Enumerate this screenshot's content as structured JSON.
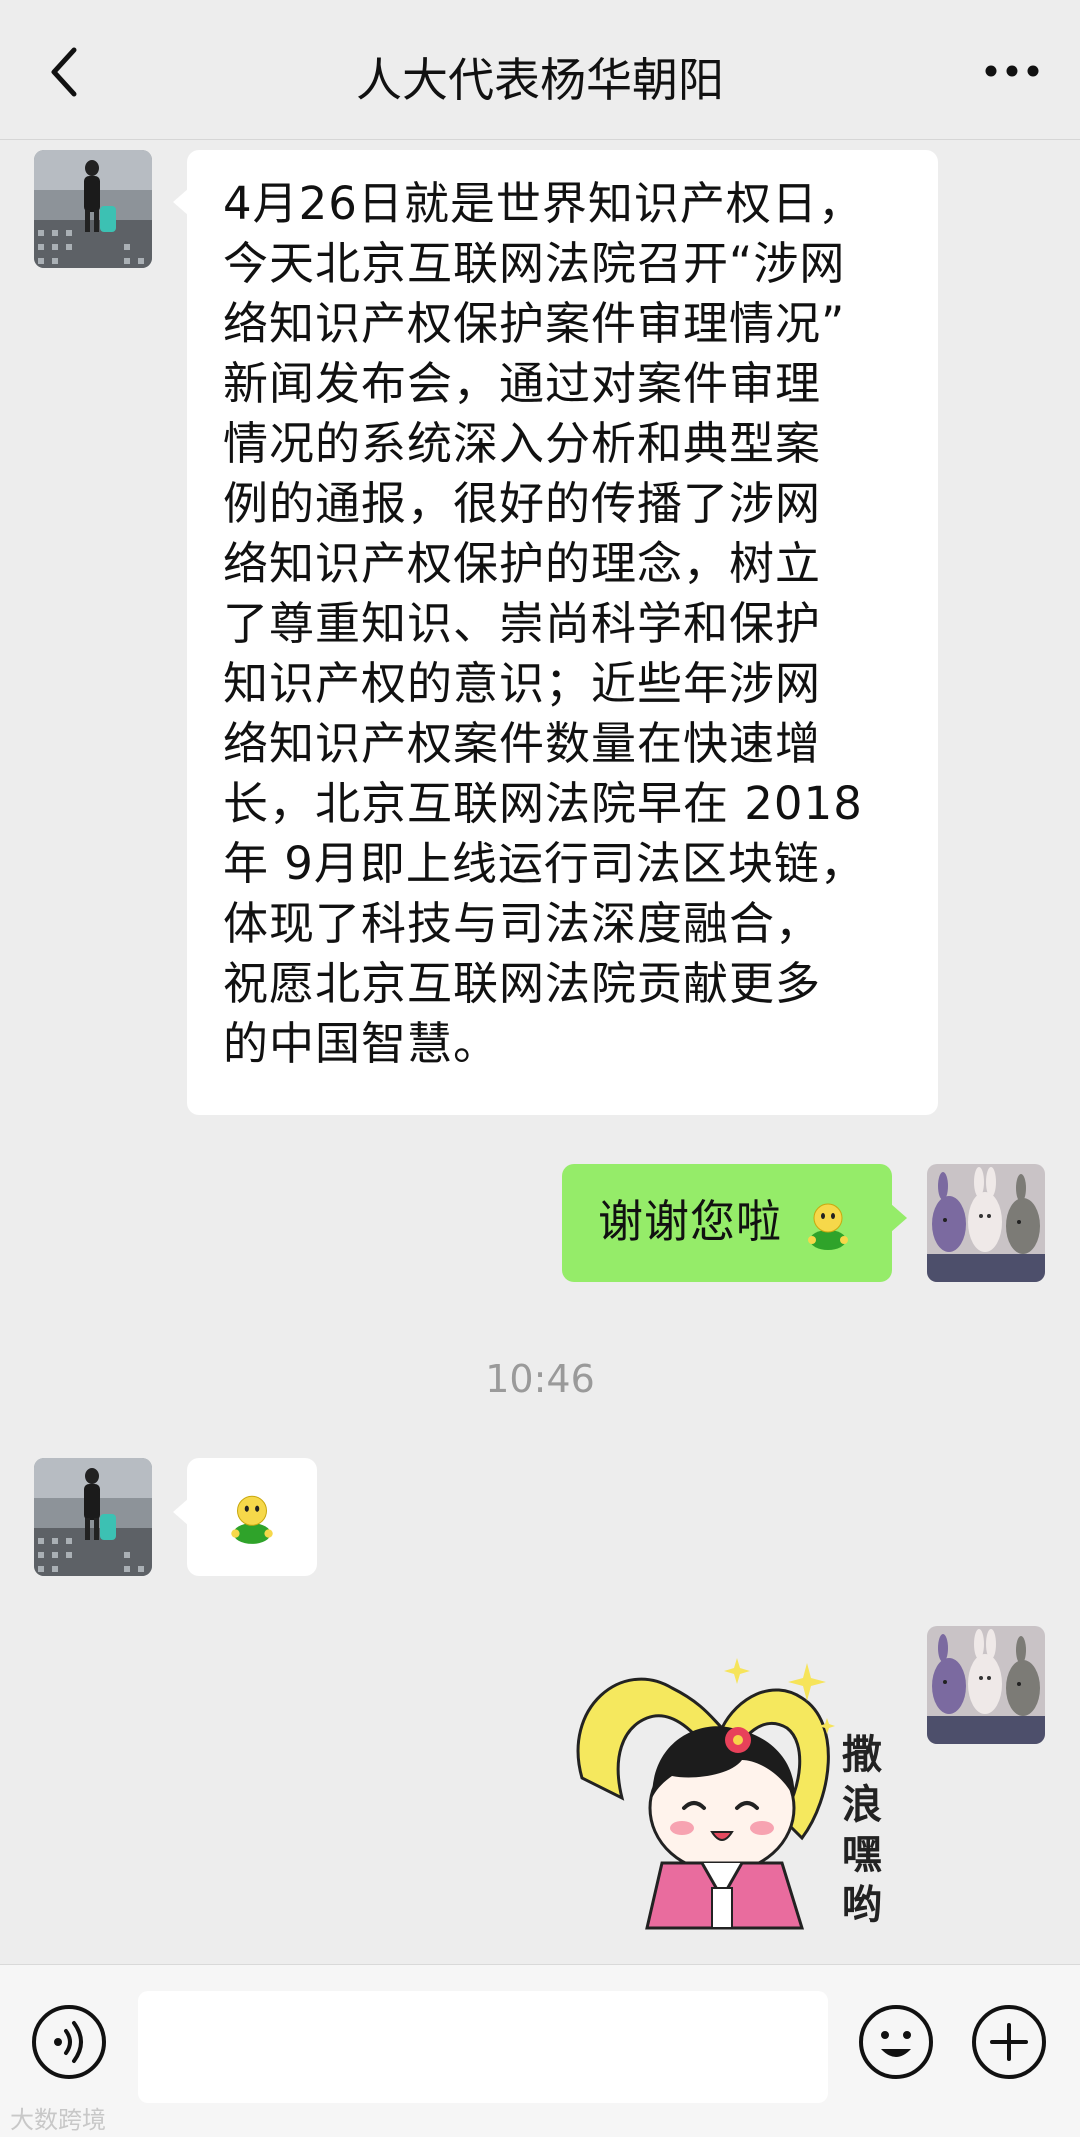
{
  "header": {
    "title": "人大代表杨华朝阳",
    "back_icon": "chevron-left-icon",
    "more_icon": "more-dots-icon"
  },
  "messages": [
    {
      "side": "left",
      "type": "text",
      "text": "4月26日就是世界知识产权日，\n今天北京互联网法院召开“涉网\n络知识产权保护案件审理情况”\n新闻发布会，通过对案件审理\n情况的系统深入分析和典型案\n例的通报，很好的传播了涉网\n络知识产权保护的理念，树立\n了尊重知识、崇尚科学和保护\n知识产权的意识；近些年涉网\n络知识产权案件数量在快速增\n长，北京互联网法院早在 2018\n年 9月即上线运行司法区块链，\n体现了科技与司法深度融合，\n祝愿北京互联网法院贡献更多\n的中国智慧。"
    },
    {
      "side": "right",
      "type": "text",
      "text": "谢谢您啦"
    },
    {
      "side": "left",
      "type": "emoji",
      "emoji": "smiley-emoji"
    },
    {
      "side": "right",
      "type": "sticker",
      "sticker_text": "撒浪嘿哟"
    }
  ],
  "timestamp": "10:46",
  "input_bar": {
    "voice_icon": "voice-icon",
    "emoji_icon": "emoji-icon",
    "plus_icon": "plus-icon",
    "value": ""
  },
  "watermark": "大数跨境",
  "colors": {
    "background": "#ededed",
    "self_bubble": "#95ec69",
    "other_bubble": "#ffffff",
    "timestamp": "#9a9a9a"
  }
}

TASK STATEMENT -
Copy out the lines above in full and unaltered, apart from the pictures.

COMPLETED EXERCISE -
Enumerate this screenshot's content as structured JSON.
{
  "header": {
    "title": "人大代表杨华朝阳",
    "back_icon": "chevron-left-icon",
    "more_icon": "more-dots-icon"
  },
  "messages": [
    {
      "side": "left",
      "type": "text",
      "text": "4月26日就是世界知识产权日，\n今天北京互联网法院召开“涉网\n络知识产权保护案件审理情况”\n新闻发布会，通过对案件审理\n情况的系统深入分析和典型案\n例的通报，很好的传播了涉网\n络知识产权保护的理念，树立\n了尊重知识、崇尚科学和保护\n知识产权的意识；近些年涉网\n络知识产权案件数量在快速增\n长，北京互联网法院早在 2018\n年 9月即上线运行司法区块链，\n体现了科技与司法深度融合，\n祝愿北京互联网法院贡献更多\n的中国智慧。"
    },
    {
      "side": "right",
      "type": "text",
      "text": "谢谢您啦"
    },
    {
      "side": "left",
      "type": "emoji",
      "emoji": "smiley-emoji"
    },
    {
      "side": "right",
      "type": "sticker",
      "sticker_text": "撒浪嘿哟"
    }
  ],
  "timestamp": "10:46",
  "input_bar": {
    "voice_icon": "voice-icon",
    "emoji_icon": "emoji-icon",
    "plus_icon": "plus-icon",
    "value": ""
  },
  "watermark": "大数跨境",
  "colors": {
    "background": "#ededed",
    "self_bubble": "#95ec69",
    "other_bubble": "#ffffff",
    "timestamp": "#9a9a9a"
  }
}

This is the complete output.